● Instructions for the task:
In your copy, include no images, and write out every entry below exactly as it stands.

Interface dataset entries
▼▼▼

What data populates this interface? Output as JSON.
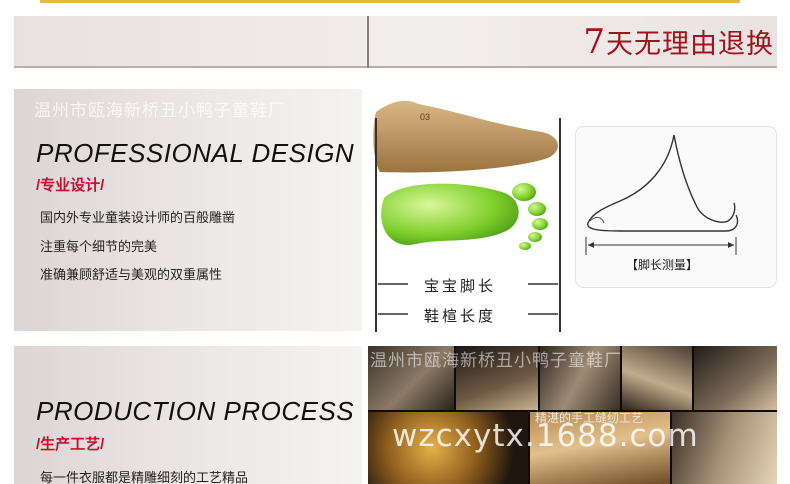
{
  "banner": {
    "text_number": "7",
    "text_rest": "天无理由退换"
  },
  "watermark": "温州市瓯海新桥丑小鸭子童鞋厂",
  "section_design": {
    "title_en": "PROFESSIONAL DESIGN",
    "title_cn": "/专业设计/",
    "lines": [
      "国内外专业童装设计师的百般雕凿",
      "注重每个细节的完美",
      "准确兼顾舒适与美观的双重属性"
    ]
  },
  "illustration": {
    "last_mark": "03",
    "foot_length_label": "宝宝脚长",
    "shoe_length_label": "鞋楦长度",
    "measure_label": "【脚长测量】"
  },
  "section_production": {
    "title_en": "PRODUCTION PROCESS",
    "title_cn": "/生产工艺/",
    "lines": [
      "每一件衣服都是精雕细刻的工艺精品"
    ]
  },
  "collage": {
    "watermark": "温州市瓯海新桥丑小鸭子童鞋厂",
    "site_watermark": "wzcxytx.1688.com",
    "craft_tag": "精湛的手工缝纫工艺"
  },
  "colors": {
    "accent_red": "#c8102e",
    "banner_red": "#a3121c",
    "top_line": "#e8b84a"
  }
}
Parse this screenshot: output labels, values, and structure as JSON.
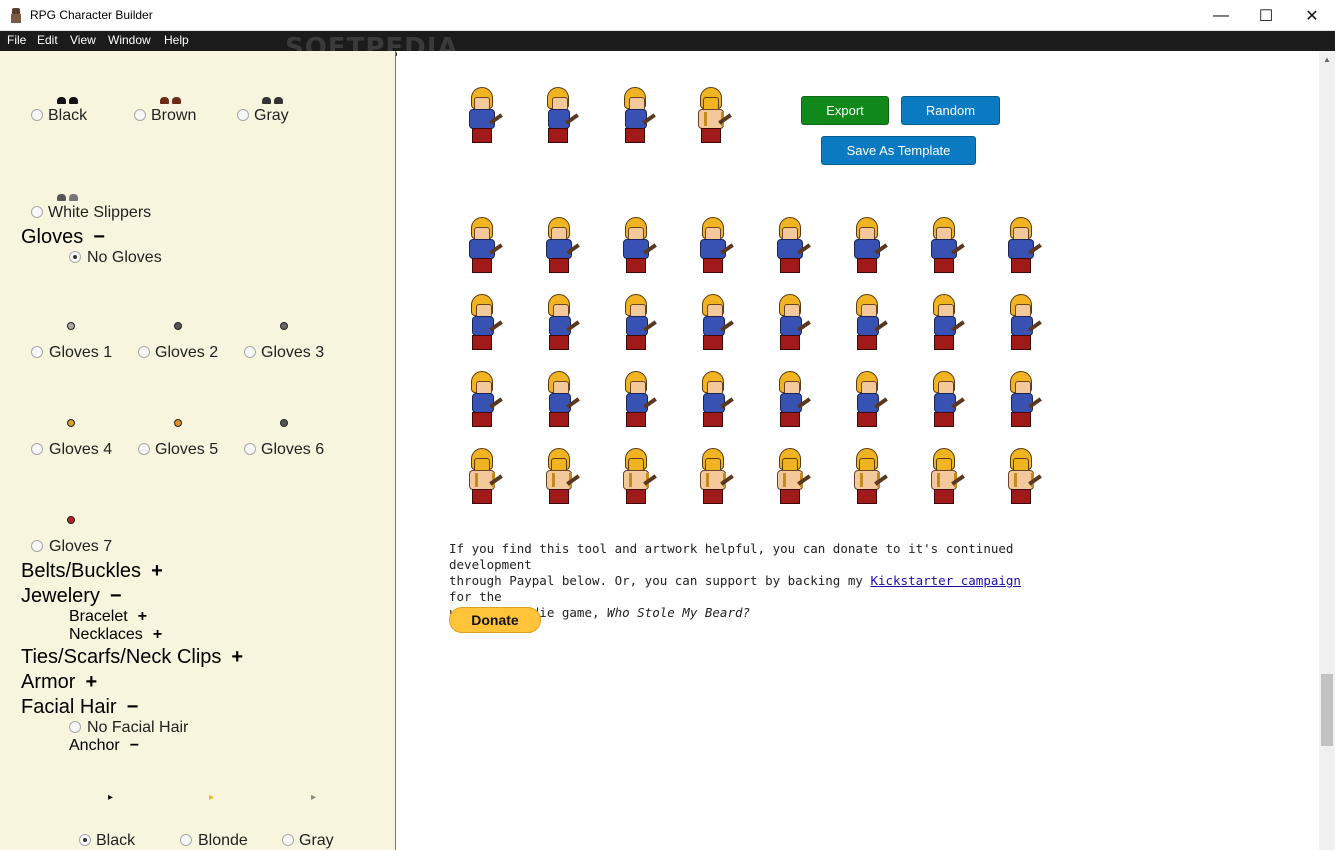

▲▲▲

● Response for this exercise:
What data populates this interface? Output as JSON.
{
  "banner": {
    "text_number": "7",
    "text_rest": "天无理由退换"
  },
  "watermark": "温州市瓯海新桥丑小鸭子童鞋厂",
  "section_design": {
    "title_en": "PROFESSIONAL DESIGN",
    "title_cn": "/专业设计/",
    "lines": [
      "国内外专业童装设计师的百般雕凿",
      "注重每个细节的完美",
      "准确兼顾舒适与美观的双重属性"
    ]
  },
  "illustration": {
    "last_mark": "03",
    "foot_length_label": "宝宝脚长",
    "shoe_length_label": "鞋楦长度",
    "measure_label": "【脚长测量】"
  },
  "section_production": {
    "title_en": "PRODUCTION PROCESS",
    "title_cn": "/生产工艺/",
    "lines": [
      "每一件衣服都是精雕细刻的工艺精品"
    ]
  },
  "collage": {
    "watermark": "温州市瓯海新桥丑小鸭子童鞋厂",
    "site_watermark": "wzcxytx.1688.com",
    "craft_tag": "精湛的手工缝纫工艺"
  },
  "colors": {
    "accent_red": "#c8102e",
    "banner_red": "#a3121c",
    "top_line": "#e8b84a"
  }
}
Parse this screenshot: output labels, values, and structure as JSON.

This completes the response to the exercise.